Costello reveals that when he was writing the lyrics to "In the Darkest Place," he kept a reproduction of Albrecht Durer's Melancholia on his music stand. How marvelously depressive. (Durer, who didn't have Painted From Memory in his record collection, once wrote, "A boy who practices painting too much may be overcome by melancholy. He should learn to play string instruments and thus be distracted to cheer his blood.") "It's so beautiful," Costello says of the sixteenth-century engraving, which pictures a winged woman hunched in thought as a city populated by presumably peppier people glows in the distance. "It was both an inspiration and a warning.

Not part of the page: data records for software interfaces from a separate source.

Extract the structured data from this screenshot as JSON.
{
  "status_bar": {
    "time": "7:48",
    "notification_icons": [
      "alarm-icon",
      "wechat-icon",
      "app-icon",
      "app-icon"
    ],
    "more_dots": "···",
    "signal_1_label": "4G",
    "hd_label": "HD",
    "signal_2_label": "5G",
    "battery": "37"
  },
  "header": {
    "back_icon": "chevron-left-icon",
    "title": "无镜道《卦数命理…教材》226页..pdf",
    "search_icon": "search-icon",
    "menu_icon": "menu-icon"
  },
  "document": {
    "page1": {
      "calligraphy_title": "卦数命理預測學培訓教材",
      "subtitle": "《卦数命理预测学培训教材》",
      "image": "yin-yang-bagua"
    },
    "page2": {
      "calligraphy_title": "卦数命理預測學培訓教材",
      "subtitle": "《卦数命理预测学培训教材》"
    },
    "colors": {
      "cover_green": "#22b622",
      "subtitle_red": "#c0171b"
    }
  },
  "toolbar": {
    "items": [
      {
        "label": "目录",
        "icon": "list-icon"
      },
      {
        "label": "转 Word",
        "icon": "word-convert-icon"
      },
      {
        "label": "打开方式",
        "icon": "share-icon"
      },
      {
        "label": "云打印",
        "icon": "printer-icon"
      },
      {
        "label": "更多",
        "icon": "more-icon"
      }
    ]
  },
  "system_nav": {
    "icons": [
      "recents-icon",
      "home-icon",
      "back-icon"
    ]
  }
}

It was a warning that it mustn't be this far." And it was an apt choice, really, considering the picture's whole point is that creativity derives from sorrowful revery, that people who draw people are the gloomiest people in the world.
Let's hear it for the sad songs, the tragic laments, the minor key, the way Burt Bacharach can slip in a string section (and not necessarily the blood-cheering kind) and pull your heartstrings. Bacharach has a polite, if powerful, way of shushing things. You can almost picture him doing it, picture his hand cajoling the drummer down to softness. The popular impression is that his arrangements are baroque affairs, but actually they're the sparest of structures. The trumpet player on "In the Darkest Place" has all of about six notes written on his score, but what notes! Bacharach tacks a consoling two-note figure on to the end of the verses, as if to say, "There, there," when Costello's lonely guy lets him get a word in edgewise. The song has a coda in which Bacharach has added a whisper of background singers and strings that makes you feel as if the sun might come up after all.
Bacharach mentions a song on the album called "I Still Have That Other Girl," a heavy tune about a man's mental dallying — he still has that other girl in his head. Bacharach points out, "There's nothing that goes for the jugular on that song."
"Because it's a different kind of story," agrees Costello. "The guy's confessing an infidelity. When you're confessing something like that, it's all in a breath."
Costello says one of his goals for the stories he sings in Painted From Memory was "to keep them so that more people can understand them." His meanings have been known to be elusive, which is why he appeals to pop cryptographers. Part of the reason "Little Palaces" is my favorite is that I'm not all that positive what it's about. The royal family? Architectural criticism? This time around, he's shooting for the universality of the standards. "Lyrically," he says, the new songs are "not so quirky in the expression of feeling. But that doesn't make them any less felt. I think it's best for this particular music to not indulge myself in very secret language."
In wanting a wide appeal, does Elvis want to be more like Burt? Of the seventy-five Bacharach compositions on The Look of Love box, a whopping fifty-five of them made it onto some sort of chart. Fifty-five! Such a track record suggests he understands something about getting across to a lot of people and that he has a knack for picking fantastic collaborators.
But to be like Burt would involve talking a whole hell of a lot less. Surprisingly, that fits right in with Costello's plans. "My aim is to write no words in the distant future. I would like to become a good enough musician not to use words. Maybe I'll never get there, but it's better than having no ambition. To have an ambition that you maybe never fulfill makes you try harder."
Until then Costello seems content to talk about not wanting to talk. He says to Bacharach that Burt's reason for collaborating was "founded in musical understanding. Mine was done in lyrical understanding. And, really what we've done in writing together is make those two things join together on occasion. Driven by lyric, driven by music — "
"Hopefully, magically and successfully," pipes in Bacharach, finishing Costello's sentence. For once.